Task goal => Return each line of the entries that mentions the word "points".

Extracted information =>
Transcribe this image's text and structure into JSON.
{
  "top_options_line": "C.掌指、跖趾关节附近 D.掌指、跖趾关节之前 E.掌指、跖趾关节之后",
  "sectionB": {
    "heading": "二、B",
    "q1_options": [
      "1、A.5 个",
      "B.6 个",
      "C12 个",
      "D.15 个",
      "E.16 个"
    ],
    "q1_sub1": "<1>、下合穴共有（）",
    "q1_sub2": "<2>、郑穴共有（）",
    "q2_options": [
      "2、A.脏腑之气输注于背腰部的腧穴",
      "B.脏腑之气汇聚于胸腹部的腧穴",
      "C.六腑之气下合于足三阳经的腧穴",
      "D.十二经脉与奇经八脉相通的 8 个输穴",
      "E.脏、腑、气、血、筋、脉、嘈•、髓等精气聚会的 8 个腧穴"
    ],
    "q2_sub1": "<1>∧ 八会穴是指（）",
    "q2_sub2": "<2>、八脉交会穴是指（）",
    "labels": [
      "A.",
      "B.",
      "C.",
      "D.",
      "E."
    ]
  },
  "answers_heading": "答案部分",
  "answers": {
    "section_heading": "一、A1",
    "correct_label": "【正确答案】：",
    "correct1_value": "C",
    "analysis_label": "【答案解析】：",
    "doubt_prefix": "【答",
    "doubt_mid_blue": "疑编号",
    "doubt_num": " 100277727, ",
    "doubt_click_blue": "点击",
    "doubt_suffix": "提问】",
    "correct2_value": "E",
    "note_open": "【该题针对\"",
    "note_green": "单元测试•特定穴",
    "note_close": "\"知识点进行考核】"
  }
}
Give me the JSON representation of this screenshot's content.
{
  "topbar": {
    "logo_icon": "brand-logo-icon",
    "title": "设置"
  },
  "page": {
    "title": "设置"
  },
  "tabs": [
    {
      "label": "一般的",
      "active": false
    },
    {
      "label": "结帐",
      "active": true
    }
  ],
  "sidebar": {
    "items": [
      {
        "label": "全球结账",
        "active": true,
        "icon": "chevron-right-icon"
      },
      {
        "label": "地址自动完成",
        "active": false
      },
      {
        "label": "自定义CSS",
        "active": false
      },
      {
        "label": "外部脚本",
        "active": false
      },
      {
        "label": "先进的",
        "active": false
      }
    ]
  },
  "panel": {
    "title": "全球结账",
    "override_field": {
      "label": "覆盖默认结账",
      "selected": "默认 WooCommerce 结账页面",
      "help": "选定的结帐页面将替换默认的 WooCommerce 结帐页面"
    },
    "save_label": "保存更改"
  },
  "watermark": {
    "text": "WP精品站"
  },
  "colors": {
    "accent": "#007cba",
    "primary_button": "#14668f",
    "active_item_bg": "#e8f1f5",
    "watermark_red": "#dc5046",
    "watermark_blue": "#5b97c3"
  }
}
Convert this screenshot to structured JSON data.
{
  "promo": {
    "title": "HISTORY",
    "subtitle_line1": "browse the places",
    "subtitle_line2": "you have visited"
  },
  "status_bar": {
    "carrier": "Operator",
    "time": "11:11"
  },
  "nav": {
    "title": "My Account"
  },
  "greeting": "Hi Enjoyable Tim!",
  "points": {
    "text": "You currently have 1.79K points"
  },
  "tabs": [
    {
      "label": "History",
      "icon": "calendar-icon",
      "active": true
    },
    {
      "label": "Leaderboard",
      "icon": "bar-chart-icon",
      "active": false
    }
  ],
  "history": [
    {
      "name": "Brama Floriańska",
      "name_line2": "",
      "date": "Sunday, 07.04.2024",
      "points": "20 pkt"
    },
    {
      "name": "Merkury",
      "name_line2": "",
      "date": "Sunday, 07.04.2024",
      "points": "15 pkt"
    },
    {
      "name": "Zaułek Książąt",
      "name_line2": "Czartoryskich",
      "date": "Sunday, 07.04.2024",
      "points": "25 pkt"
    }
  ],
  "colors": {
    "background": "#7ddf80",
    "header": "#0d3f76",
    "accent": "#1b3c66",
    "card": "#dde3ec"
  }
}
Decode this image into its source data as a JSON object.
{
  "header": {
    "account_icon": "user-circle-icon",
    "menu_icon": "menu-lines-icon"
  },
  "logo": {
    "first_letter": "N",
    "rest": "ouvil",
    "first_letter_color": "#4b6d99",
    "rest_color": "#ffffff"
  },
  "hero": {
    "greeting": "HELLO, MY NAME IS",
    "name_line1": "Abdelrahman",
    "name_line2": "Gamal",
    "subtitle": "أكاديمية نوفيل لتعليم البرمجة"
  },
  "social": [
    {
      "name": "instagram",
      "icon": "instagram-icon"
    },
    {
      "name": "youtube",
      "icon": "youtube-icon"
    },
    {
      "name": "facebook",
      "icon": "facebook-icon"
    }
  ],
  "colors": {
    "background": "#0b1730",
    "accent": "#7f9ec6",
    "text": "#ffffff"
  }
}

Your solution =>
  "points": {
    "text": "You currently have 1.79K points"
      "points": "20 pkt"
      "points": "15 pkt"
      "points": "25 pkt"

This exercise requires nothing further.